== Problem to work on ==
Type out all the records again exactly.

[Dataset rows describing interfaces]
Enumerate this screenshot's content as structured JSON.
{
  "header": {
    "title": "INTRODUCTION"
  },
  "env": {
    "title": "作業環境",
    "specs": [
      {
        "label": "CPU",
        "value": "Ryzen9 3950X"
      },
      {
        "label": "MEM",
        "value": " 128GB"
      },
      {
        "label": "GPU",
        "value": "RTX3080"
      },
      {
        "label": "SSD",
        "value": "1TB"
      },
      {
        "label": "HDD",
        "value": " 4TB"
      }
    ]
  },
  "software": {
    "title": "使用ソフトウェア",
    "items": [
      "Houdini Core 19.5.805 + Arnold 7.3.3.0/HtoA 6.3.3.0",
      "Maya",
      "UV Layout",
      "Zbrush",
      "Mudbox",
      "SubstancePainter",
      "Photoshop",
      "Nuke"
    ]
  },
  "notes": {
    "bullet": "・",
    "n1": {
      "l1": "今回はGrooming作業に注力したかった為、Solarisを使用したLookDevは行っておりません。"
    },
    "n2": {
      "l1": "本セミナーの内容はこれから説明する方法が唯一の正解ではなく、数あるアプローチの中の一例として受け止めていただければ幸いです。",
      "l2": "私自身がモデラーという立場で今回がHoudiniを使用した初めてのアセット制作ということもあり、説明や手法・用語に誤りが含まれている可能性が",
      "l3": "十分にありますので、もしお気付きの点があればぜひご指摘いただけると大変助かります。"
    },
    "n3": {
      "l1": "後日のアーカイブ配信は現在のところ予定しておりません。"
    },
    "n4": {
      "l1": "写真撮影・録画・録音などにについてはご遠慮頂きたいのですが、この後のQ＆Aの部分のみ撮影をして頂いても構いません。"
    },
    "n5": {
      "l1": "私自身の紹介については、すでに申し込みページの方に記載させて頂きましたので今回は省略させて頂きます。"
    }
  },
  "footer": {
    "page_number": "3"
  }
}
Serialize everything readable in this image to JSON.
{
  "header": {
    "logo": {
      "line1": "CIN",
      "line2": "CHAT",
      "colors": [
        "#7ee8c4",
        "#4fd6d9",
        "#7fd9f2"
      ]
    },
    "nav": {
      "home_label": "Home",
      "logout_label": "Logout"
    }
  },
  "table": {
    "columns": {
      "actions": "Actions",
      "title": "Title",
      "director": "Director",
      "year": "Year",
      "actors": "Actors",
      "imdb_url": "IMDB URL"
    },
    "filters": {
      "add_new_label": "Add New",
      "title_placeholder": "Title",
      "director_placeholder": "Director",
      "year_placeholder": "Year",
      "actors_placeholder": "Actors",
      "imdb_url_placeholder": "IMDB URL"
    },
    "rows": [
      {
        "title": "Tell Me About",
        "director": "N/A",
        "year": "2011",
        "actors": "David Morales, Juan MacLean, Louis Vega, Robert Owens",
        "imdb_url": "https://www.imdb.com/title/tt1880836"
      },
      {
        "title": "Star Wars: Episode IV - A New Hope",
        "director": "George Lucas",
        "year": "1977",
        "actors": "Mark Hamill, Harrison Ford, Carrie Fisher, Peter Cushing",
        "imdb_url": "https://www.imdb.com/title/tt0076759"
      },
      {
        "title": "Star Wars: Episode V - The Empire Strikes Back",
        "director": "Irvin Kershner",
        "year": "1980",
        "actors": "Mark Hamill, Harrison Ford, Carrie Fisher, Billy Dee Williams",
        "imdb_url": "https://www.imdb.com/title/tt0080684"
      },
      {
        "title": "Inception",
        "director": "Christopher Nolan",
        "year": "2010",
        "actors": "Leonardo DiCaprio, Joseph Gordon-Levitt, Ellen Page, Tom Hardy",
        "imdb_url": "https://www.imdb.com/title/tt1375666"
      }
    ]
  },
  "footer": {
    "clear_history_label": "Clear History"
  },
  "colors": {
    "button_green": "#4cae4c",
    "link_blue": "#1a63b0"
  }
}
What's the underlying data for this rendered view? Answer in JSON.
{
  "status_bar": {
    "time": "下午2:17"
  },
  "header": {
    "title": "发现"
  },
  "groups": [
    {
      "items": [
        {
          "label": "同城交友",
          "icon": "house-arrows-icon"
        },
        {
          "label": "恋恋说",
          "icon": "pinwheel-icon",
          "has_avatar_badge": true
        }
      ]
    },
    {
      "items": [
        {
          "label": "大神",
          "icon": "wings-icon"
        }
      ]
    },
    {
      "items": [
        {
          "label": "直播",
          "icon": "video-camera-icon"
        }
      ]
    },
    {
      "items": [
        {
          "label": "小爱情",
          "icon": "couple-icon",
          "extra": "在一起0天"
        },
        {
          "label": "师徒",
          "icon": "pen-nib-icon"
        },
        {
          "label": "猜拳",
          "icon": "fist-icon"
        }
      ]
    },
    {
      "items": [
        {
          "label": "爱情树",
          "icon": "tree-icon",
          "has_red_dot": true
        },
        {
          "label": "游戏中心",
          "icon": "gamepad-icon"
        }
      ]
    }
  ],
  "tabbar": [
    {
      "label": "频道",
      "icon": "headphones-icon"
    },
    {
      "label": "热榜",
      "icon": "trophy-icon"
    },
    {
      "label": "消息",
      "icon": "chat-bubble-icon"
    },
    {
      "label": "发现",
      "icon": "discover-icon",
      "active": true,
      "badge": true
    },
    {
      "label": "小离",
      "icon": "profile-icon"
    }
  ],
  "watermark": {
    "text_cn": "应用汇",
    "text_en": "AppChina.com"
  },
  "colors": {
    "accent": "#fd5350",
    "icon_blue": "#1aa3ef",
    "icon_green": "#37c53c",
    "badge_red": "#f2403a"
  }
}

== Solution to the problem ==
Enumerate this screenshot's content as structured JSON.
{
  "header": {
    "title": "INTRODUCTION"
  },
  "env": {
    "title": "作業環境",
    "specs": [
      {
        "label": "CPU",
        "value": "Ryzen9 3950X"
      },
      {
        "label": "MEM",
        "value": " 128GB"
      },
      {
        "label": "GPU",
        "value": "RTX3080"
      },
      {
        "label": "SSD",
        "value": "1TB"
      },
      {
        "label": "HDD",
        "value": " 4TB"
      }
    ]
  },
  "software": {
    "title": "使用ソフトウェア",
    "items": [
      "Houdini Core 19.5.805 + Arnold 7.3.3.0/HtoA 6.3.3.0",
      "Maya",
      "UV Layout",
      "Zbrush",
      "Mudbox",
      "SubstancePainter",
      "Photoshop",
      "Nuke"
    ]
  },
  "notes": {
    "bullet": "・",
    "n1": {
      "l1": "今回はGrooming作業に注力したかった為、Solarisを使用したLookDevは行っておりません。"
    },
    "n2": {
      "l1": "本セミナーの内容はこれから説明する方法が唯一の正解ではなく、数あるアプローチの中の一例として受け止めていただければ幸いです。",
      "l2": "私自身がモデラーという立場で今回がHoudiniを使用した初めてのアセット制作ということもあり、説明や手法・用語に誤りが含まれている可能性が",
      "l3": "十分にありますので、もしお気付きの点があればぜひご指摘いただけると大変助かります。"
    },
    "n3": {
      "l1": "後日のアーカイブ配信は現在のところ予定しておりません。"
    },
    "n4": {
      "l1": "写真撮影・録画・録音などにについてはご遠慮頂きたいのですが、この後のQ＆Aの部分のみ撮影をして頂いても構いません。"
    },
    "n5": {
      "l1": "私自身の紹介については、すでに申し込みページの方に記載させて頂きましたので今回は省略させて頂きます。"
    }
  },
  "footer": {
    "page_number": "3"
  }
}
Serialize everything readable in this image to JSON.
{
  "header": {
    "logo": {
      "line1": "CIN",
      "line2": "CHAT",
      "colors": [
        "#7ee8c4",
        "#4fd6d9",
        "#7fd9f2"
      ]
    },
    "nav": {
      "home_label": "Home",
      "logout_label": "Logout"
    }
  },
  "table": {
    "columns": {
      "actions": "Actions",
      "title": "Title",
      "director": "Director",
      "year": "Year",
      "actors": "Actors",
      "imdb_url": "IMDB URL"
    },
    "filters": {
      "add_new_label": "Add New",
      "title_placeholder": "Title",
      "director_placeholder": "Director",
      "year_placeholder": "Year",
      "actors_placeholder": "Actors",
      "imdb_url_placeholder": "IMDB URL"
    },
    "rows": [
      {
        "title": "Tell Me About",
        "director": "N/A",
        "year": "2011",
        "actors": "David Morales, Juan MacLean, Louis Vega, Robert Owens",
        "imdb_url": "https://www.imdb.com/title/tt1880836"
      },
      {
        "title": "Star Wars: Episode IV - A New Hope",
        "director": "George Lucas",
        "year": "1977",
        "actors": "Mark Hamill, Harrison Ford, Carrie Fisher, Peter Cushing",
        "imdb_url": "https://www.imdb.com/title/tt0076759"
      },
      {
        "title": "Star Wars: Episode V - The Empire Strikes Back",
        "director": "Irvin Kershner",
        "year": "1980",
        "actors": "Mark Hamill, Harrison Ford, Carrie Fisher, Billy Dee Williams",
        "imdb_url": "https://www.imdb.com/title/tt0080684"
      },
      {
        "title": "Inception",
        "director": "Christopher Nolan",
        "year": "2010",
        "actors": "Leonardo DiCaprio, Joseph Gordon-Levitt, Ellen Page, Tom Hardy",
        "imdb_url": "https://www.imdb.com/title/tt1375666"
      }
    ]
  },
  "footer": {
    "clear_history_label": "Clear History"
  },
  "colors": {
    "button_green": "#4cae4c",
    "link_blue": "#1a63b0"
  }
}
What's the underlying data for this rendered view? Answer in JSON.
{
  "status_bar": {
    "time": "下午2:17"
  },
  "header": {
    "title": "发现"
  },
  "groups": [
    {
      "items": [
        {
          "label": "同城交友",
          "icon": "house-arrows-icon"
        },
        {
          "label": "恋恋说",
          "icon": "pinwheel-icon",
          "has_avatar_badge": true
        }
      ]
    },
    {
      "items": [
        {
          "label": "大神",
          "icon": "wings-icon"
        }
      ]
    },
    {
      "items": [
        {
          "label": "直播",
          "icon": "video-camera-icon"
        }
      ]
    },
    {
      "items": [
        {
          "label": "小爱情",
          "icon": "couple-icon",
          "extra": "在一起0天"
        },
        {
          "label": "师徒",
          "icon": "pen-nib-icon"
        },
        {
          "label": "猜拳",
          "icon": "fist-icon"
        }
      ]
    },
    {
      "items": [
        {
          "label": "爱情树",
          "icon": "tree-icon",
          "has_red_dot": true
        },
        {
          "label": "游戏中心",
          "icon": "gamepad-icon"
        }
      ]
    }
  ],
  "tabbar": [
    {
      "label": "频道",
      "icon": "headphones-icon"
    },
    {
      "label": "热榜",
      "icon": "trophy-icon"
    },
    {
      "label": "消息",
      "icon": "chat-bubble-icon"
    },
    {
      "label": "发现",
      "icon": "discover-icon",
      "active": true,
      "badge": true
    },
    {
      "label": "小离",
      "icon": "profile-icon"
    }
  ],
  "watermark": {
    "text_cn": "应用汇",
    "text_en": "AppChina.com"
  },
  "colors": {
    "accent": "#fd5350",
    "icon_blue": "#1aa3ef",
    "icon_green": "#37c53c",
    "badge_red": "#f2403a"
  }
}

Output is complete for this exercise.